(Task data begins)

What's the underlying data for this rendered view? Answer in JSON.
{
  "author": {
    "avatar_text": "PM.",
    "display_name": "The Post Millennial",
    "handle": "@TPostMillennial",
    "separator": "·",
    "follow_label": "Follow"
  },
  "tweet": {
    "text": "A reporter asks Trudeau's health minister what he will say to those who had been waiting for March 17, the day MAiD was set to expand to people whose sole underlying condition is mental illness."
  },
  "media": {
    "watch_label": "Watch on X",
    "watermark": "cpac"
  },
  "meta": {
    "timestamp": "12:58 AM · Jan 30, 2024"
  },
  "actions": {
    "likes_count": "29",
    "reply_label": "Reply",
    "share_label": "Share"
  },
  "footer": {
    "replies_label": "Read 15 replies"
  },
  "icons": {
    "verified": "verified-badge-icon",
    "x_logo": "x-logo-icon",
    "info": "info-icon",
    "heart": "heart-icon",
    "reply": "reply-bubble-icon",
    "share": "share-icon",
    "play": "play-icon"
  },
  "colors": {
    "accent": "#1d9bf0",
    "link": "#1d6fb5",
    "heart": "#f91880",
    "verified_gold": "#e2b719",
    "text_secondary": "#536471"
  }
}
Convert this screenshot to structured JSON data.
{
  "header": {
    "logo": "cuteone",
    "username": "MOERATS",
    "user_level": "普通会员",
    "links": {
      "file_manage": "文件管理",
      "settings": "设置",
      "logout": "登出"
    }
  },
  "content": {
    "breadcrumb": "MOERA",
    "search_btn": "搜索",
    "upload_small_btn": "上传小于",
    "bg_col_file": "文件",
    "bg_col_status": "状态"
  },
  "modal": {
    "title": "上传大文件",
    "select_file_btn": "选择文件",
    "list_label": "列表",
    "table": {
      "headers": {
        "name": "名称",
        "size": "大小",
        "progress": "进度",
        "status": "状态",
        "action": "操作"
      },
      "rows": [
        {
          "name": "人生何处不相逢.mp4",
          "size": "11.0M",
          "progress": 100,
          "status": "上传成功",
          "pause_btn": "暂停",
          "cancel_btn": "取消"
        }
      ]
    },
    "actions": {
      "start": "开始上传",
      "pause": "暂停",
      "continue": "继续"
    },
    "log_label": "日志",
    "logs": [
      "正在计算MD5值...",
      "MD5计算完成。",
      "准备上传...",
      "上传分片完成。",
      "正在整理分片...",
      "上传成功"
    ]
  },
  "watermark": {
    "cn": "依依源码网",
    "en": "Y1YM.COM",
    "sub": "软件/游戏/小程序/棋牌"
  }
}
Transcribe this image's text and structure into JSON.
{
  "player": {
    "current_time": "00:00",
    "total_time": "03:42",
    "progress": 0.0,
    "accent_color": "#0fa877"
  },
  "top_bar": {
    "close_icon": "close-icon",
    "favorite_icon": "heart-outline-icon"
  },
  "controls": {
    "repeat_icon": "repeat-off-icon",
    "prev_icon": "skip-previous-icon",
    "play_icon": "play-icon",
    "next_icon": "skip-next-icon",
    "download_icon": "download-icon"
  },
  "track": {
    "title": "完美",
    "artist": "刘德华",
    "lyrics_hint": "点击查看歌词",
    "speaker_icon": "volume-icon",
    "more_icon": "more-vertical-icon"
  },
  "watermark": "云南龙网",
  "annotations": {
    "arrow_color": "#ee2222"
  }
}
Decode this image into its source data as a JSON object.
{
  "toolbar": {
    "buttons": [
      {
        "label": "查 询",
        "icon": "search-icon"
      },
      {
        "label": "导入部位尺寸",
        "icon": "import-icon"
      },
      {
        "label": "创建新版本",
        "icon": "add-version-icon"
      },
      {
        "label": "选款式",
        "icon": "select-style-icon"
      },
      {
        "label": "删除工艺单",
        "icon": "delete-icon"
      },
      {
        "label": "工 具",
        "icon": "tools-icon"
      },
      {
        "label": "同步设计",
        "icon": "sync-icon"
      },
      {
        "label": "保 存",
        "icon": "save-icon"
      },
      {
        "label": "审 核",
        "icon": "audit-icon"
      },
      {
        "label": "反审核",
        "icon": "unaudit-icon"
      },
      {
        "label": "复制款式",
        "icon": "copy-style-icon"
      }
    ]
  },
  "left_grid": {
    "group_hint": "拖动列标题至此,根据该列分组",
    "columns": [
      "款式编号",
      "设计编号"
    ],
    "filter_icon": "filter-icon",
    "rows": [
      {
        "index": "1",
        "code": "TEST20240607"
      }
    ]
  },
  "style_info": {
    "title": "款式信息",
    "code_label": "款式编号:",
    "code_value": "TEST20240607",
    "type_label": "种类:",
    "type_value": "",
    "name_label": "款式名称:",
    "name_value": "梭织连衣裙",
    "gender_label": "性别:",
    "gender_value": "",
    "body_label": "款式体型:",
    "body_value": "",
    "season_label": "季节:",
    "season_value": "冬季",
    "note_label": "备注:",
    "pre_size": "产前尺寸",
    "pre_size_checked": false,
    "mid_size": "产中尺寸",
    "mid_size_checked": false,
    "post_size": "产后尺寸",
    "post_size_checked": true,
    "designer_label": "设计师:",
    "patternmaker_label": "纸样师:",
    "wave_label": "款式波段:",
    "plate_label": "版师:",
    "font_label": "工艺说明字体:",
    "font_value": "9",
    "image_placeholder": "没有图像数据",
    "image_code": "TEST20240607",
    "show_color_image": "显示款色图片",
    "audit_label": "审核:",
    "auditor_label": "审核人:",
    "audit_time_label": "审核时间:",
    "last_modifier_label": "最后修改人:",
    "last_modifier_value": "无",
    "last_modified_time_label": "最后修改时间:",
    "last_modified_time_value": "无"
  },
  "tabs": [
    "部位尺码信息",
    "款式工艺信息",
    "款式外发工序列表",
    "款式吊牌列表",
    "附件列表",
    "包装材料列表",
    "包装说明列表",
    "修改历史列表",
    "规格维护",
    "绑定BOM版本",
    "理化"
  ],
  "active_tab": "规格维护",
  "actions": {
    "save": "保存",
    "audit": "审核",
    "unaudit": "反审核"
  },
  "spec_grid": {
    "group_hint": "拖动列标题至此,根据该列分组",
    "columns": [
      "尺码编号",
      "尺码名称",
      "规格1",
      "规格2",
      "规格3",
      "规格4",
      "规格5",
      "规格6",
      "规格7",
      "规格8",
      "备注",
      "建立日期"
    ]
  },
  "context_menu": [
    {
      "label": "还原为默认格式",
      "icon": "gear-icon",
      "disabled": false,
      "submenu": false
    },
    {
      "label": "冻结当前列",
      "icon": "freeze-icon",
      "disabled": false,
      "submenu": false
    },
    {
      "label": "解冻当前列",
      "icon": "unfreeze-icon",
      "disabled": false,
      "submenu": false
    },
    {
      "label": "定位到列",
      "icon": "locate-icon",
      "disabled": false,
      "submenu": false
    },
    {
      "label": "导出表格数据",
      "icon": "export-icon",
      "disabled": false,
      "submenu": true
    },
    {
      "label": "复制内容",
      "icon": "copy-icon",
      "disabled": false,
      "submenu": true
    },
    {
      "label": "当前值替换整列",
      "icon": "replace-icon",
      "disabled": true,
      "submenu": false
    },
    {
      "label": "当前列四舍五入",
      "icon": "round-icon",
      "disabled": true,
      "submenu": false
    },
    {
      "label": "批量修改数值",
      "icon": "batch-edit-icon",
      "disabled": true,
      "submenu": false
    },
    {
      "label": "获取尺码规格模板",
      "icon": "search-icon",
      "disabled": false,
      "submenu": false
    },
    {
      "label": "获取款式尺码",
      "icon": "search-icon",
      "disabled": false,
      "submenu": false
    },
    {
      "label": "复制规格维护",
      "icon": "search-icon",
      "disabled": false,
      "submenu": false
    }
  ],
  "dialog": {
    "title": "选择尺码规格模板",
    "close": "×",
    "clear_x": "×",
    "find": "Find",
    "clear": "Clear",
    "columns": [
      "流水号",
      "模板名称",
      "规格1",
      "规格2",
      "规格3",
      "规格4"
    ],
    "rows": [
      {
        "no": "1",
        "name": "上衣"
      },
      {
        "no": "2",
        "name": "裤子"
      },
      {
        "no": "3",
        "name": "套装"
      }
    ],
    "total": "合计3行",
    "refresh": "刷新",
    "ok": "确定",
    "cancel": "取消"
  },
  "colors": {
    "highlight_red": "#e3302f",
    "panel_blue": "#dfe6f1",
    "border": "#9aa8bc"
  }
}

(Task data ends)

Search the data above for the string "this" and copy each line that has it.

What's the underlying data for this rendered view? Answer in JSON.
Convert this screenshot to structured JSON data.
Transcribe this image's text and structure into JSON.
Decode this image into its source data as a JSON object.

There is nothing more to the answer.